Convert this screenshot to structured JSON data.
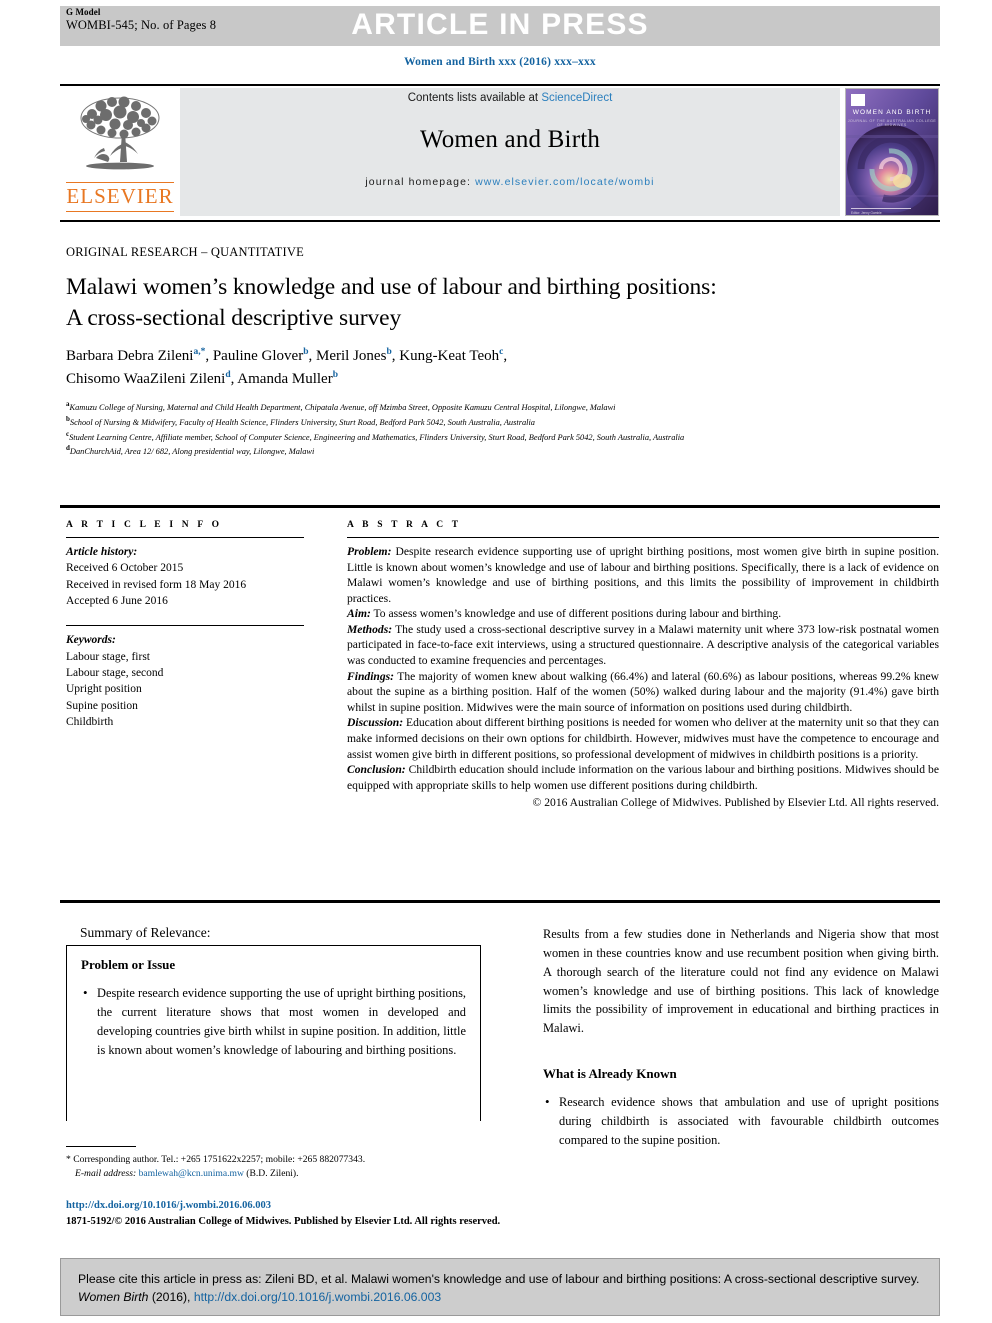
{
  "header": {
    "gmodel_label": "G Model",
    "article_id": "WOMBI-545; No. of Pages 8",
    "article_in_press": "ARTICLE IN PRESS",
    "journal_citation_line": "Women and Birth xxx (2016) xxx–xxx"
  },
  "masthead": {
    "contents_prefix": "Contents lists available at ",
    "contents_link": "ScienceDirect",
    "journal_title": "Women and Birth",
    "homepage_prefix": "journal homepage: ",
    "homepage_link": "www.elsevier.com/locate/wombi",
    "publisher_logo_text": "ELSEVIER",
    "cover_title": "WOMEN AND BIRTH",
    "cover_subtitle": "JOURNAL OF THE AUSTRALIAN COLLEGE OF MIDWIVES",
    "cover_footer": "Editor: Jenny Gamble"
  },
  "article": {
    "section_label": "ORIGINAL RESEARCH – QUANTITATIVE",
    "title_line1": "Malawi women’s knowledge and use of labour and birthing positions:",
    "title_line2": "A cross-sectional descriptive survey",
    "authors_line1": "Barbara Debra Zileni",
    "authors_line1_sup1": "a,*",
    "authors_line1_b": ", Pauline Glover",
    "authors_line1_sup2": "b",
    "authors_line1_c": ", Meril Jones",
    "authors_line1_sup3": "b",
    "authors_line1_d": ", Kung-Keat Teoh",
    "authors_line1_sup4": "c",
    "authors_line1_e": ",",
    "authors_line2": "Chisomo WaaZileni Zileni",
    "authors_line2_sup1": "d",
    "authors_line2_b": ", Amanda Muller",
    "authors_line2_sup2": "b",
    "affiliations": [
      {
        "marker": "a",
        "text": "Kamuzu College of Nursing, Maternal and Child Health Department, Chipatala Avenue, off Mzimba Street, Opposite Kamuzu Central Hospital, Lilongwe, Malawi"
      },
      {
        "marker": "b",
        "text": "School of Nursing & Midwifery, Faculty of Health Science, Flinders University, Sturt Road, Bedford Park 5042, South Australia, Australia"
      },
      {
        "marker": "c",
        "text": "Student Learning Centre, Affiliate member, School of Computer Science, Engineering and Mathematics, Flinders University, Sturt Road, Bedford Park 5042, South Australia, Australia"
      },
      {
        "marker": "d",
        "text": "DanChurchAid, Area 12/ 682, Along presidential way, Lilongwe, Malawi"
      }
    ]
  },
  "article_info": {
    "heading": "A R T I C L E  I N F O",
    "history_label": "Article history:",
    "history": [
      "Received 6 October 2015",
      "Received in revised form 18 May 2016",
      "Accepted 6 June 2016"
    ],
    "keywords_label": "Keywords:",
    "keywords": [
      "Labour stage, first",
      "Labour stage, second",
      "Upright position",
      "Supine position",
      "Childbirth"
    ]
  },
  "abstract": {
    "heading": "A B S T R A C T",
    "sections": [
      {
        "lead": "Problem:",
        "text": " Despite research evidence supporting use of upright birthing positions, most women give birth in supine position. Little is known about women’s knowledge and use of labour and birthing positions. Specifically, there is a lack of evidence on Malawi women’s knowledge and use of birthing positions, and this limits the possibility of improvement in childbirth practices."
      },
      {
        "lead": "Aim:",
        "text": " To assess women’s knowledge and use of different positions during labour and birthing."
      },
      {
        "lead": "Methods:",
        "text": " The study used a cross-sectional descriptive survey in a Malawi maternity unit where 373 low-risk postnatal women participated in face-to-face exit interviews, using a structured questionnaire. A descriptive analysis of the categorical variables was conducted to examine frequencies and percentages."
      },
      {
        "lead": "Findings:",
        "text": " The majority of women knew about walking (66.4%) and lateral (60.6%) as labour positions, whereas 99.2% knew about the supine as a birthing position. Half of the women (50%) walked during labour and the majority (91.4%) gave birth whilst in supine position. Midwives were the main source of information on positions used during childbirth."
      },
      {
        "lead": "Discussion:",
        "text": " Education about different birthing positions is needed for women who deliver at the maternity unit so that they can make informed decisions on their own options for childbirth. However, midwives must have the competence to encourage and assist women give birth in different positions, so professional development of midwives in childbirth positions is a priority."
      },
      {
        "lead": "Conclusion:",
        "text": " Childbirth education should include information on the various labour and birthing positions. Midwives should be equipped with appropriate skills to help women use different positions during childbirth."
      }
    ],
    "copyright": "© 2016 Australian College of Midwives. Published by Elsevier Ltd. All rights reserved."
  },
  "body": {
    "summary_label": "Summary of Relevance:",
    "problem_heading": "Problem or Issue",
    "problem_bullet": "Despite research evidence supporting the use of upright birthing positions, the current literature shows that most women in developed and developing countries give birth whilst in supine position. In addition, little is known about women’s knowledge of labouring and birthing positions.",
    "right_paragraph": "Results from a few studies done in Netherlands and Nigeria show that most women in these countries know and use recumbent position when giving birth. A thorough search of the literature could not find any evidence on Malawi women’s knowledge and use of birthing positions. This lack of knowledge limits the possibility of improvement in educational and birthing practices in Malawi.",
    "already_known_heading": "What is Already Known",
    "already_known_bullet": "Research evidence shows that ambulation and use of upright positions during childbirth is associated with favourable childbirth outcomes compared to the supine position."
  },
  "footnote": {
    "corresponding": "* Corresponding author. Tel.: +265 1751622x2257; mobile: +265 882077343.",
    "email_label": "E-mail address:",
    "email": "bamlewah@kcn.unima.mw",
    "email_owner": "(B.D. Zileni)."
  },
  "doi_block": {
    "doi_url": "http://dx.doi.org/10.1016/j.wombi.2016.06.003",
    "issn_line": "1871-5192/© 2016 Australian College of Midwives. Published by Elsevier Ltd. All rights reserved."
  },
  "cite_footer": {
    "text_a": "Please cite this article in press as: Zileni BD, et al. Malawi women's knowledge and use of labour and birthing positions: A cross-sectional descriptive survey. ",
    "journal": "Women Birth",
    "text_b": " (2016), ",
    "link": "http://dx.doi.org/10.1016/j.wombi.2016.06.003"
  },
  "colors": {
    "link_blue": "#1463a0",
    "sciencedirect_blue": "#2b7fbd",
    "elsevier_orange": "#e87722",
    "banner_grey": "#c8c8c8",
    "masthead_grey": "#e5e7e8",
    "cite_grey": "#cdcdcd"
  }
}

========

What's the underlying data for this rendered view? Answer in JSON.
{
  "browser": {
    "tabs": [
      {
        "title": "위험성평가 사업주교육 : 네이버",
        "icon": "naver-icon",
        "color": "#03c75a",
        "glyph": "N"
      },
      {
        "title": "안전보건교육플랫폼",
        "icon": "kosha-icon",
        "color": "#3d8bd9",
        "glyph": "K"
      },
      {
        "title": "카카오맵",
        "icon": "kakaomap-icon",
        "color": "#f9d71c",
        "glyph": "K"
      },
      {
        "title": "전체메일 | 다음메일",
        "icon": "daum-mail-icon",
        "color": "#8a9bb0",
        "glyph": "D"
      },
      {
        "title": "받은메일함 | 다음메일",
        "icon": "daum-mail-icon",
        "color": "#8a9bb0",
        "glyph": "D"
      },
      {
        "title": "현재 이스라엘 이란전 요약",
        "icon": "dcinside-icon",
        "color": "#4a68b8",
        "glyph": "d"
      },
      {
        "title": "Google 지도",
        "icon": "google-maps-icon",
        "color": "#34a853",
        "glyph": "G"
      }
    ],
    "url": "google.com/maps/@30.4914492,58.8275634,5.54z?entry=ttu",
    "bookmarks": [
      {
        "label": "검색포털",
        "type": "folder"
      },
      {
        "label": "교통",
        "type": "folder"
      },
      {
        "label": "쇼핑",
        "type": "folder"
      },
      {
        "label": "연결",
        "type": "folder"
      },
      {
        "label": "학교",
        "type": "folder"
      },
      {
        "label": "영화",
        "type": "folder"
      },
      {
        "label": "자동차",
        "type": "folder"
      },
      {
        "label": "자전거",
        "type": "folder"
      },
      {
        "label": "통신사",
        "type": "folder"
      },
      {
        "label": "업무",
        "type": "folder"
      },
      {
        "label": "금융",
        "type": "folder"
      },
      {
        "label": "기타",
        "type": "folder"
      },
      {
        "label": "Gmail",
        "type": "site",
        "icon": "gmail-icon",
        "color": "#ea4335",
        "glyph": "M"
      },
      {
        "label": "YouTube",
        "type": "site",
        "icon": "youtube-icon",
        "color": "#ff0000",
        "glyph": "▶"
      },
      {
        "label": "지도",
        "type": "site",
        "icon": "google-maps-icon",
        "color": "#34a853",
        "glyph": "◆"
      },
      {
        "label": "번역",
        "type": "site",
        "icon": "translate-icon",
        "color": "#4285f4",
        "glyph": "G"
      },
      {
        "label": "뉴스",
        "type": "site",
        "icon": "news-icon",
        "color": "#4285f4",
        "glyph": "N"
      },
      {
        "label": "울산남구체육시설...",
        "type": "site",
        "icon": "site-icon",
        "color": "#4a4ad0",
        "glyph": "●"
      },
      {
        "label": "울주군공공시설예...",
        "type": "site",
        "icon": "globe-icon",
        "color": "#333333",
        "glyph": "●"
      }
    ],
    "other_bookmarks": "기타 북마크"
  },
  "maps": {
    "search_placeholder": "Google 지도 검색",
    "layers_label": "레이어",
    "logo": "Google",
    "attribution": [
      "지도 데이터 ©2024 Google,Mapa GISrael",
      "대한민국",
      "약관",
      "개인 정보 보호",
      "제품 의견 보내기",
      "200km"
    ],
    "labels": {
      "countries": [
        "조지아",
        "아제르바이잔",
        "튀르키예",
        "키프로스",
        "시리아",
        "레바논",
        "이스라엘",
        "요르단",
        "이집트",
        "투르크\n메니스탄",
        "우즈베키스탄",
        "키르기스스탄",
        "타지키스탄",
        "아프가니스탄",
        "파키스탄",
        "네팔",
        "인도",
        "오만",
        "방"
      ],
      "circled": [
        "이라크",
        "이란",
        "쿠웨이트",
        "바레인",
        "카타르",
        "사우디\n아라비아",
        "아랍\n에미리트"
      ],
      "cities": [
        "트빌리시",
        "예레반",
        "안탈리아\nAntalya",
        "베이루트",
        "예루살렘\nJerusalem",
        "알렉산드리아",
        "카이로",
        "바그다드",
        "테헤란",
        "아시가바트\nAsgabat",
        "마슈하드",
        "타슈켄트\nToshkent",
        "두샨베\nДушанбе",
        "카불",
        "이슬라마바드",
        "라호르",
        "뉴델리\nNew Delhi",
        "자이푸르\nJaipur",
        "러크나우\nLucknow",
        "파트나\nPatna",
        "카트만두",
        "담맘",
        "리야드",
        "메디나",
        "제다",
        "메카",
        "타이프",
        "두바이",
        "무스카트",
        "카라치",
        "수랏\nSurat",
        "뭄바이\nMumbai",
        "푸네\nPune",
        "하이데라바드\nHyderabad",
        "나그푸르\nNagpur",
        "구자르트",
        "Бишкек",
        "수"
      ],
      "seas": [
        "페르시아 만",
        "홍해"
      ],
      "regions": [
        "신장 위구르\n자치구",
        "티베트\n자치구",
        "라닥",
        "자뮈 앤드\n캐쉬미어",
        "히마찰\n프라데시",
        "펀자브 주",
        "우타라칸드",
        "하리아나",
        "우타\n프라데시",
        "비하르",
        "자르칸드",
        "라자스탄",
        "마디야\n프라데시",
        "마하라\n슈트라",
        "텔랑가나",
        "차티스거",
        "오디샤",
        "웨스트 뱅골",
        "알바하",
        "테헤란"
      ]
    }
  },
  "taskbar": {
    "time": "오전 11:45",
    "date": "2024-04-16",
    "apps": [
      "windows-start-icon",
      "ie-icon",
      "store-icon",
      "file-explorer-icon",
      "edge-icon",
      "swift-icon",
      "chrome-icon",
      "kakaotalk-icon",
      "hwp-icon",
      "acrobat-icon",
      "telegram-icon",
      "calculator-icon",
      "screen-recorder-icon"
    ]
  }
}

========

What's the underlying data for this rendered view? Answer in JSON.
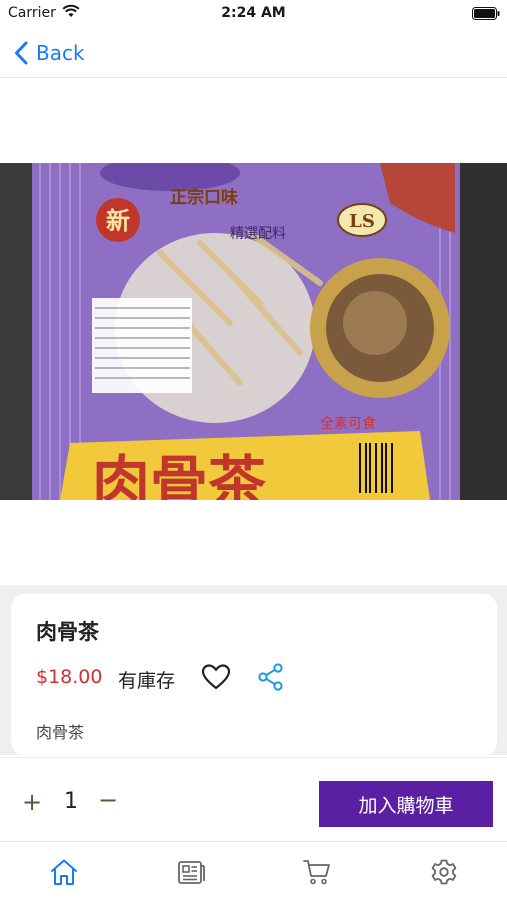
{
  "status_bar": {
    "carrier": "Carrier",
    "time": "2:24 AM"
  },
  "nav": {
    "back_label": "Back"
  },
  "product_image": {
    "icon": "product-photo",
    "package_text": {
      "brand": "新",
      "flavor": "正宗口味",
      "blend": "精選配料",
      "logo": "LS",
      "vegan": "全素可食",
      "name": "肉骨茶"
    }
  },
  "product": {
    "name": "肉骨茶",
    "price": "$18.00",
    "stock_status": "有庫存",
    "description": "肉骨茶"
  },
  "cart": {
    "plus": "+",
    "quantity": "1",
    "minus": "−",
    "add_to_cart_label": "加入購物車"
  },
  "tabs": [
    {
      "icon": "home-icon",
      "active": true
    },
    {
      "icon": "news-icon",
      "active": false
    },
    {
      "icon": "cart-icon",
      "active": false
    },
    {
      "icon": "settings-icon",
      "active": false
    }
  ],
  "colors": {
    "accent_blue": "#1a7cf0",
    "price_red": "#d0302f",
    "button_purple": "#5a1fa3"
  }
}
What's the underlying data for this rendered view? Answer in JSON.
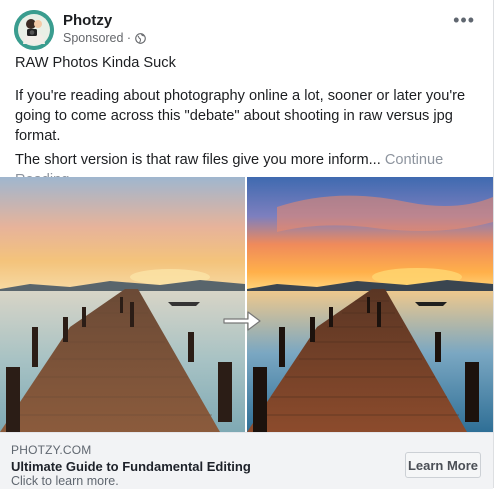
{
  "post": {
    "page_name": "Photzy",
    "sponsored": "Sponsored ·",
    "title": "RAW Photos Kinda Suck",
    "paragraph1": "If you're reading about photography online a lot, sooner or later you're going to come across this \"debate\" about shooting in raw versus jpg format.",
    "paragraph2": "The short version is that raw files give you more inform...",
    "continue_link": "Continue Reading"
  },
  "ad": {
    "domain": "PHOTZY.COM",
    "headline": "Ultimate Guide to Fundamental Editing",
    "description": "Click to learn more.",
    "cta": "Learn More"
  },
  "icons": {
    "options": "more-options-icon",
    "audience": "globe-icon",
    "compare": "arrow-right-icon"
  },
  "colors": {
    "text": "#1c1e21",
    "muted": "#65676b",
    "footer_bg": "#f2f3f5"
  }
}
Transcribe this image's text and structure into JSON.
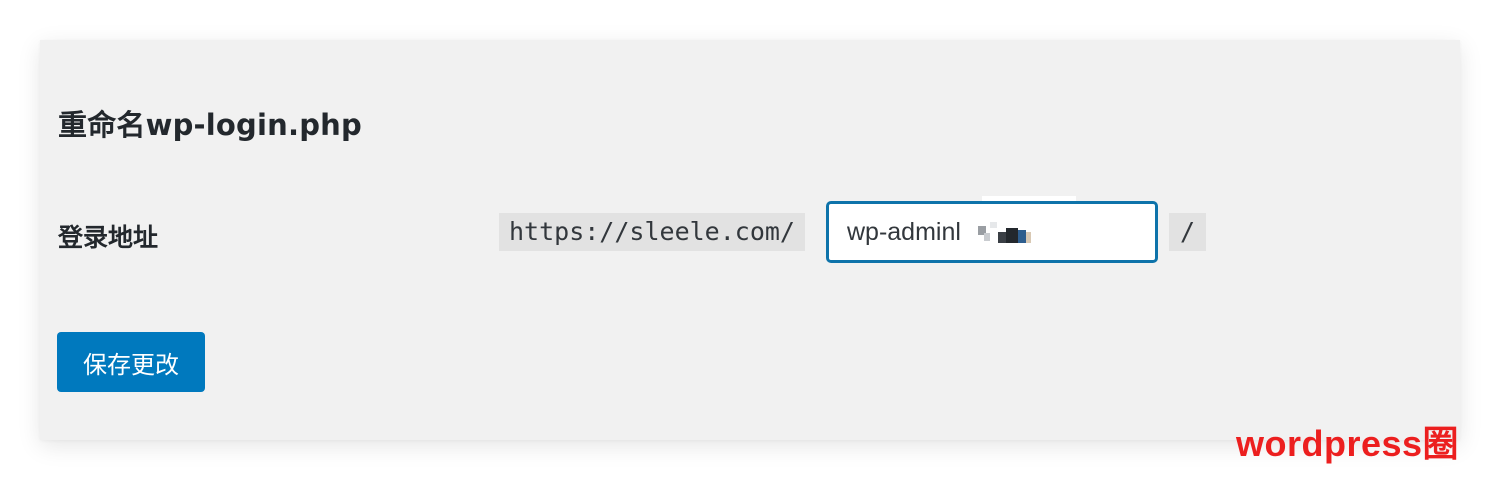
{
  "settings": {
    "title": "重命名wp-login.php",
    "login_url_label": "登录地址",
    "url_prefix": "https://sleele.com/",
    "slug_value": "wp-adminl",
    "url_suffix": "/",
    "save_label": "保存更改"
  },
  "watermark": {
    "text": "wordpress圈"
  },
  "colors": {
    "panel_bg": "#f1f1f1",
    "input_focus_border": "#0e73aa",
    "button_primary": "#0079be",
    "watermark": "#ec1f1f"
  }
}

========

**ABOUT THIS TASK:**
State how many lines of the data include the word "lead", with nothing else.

**SOLUTION:**
6